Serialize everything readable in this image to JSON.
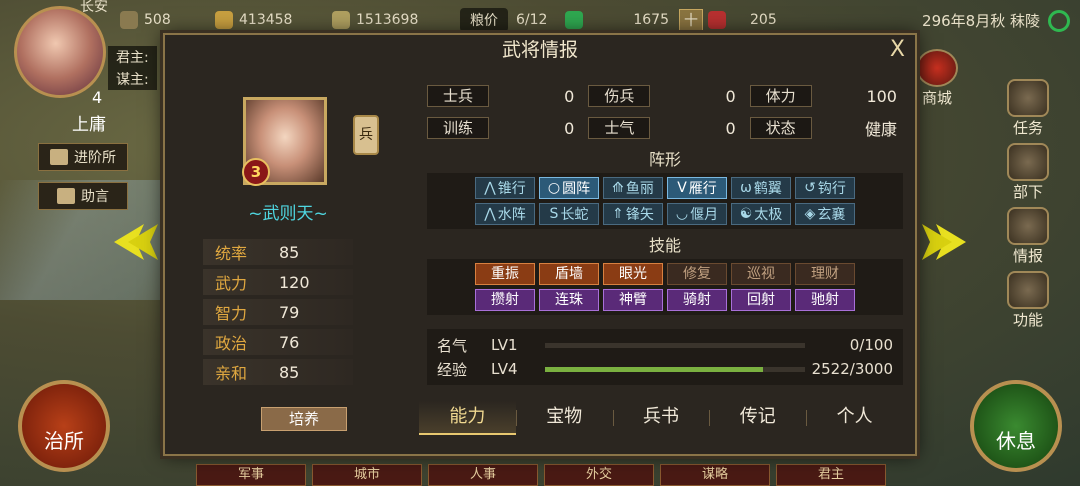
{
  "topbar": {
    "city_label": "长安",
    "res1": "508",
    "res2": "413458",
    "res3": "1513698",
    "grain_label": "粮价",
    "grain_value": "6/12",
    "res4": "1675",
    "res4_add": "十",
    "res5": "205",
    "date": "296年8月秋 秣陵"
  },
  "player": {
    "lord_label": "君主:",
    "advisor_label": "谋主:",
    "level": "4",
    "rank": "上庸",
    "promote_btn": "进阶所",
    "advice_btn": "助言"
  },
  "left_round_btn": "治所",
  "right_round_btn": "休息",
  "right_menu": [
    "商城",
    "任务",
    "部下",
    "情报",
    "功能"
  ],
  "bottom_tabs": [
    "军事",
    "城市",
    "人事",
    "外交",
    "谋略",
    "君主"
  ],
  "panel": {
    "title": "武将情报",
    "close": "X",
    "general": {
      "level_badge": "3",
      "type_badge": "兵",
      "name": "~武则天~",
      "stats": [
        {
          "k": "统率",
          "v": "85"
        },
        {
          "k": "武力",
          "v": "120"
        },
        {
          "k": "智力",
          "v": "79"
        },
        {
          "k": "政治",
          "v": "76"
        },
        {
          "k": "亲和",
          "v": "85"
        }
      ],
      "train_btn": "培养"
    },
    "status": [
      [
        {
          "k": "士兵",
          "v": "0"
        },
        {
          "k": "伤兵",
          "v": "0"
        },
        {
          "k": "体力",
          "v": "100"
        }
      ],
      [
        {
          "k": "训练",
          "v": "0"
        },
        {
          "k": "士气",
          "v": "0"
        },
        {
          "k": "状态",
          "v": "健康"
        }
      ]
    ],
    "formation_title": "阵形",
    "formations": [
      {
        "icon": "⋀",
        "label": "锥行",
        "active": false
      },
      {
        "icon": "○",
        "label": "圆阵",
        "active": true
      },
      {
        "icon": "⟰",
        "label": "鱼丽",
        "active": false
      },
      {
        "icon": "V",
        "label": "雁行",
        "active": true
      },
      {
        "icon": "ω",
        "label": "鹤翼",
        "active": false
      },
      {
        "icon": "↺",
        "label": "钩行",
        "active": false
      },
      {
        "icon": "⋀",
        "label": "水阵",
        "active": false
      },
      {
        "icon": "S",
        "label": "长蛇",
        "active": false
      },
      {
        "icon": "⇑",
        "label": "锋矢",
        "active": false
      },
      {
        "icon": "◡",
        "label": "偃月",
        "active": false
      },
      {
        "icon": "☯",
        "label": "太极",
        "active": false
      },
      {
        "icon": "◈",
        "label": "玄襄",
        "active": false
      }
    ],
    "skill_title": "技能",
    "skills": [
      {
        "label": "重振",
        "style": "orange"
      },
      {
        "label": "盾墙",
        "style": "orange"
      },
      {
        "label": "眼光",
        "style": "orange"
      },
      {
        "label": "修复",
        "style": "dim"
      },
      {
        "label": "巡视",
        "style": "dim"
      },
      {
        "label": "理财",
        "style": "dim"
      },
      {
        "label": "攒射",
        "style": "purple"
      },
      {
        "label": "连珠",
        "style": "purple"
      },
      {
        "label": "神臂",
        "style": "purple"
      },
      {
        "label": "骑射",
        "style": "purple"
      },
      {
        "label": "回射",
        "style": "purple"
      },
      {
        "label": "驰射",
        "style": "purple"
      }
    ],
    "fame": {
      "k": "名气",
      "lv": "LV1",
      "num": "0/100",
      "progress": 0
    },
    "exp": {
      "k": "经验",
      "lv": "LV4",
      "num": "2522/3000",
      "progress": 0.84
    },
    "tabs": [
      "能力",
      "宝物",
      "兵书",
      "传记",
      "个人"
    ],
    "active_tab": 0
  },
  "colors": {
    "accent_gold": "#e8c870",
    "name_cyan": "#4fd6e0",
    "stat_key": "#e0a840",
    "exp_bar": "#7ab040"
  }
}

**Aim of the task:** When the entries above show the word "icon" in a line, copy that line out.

**Output of the task:**
        "icon": "⋀",
        "icon": "○",
        "icon": "⟰",
        "icon": "V",
        "icon": "ω",
        "icon": "↺",
        "icon": "⋀",
        "icon": "S",
        "icon": "⇑",
        "icon": "◡",
        "icon": "☯",
        "icon": "◈",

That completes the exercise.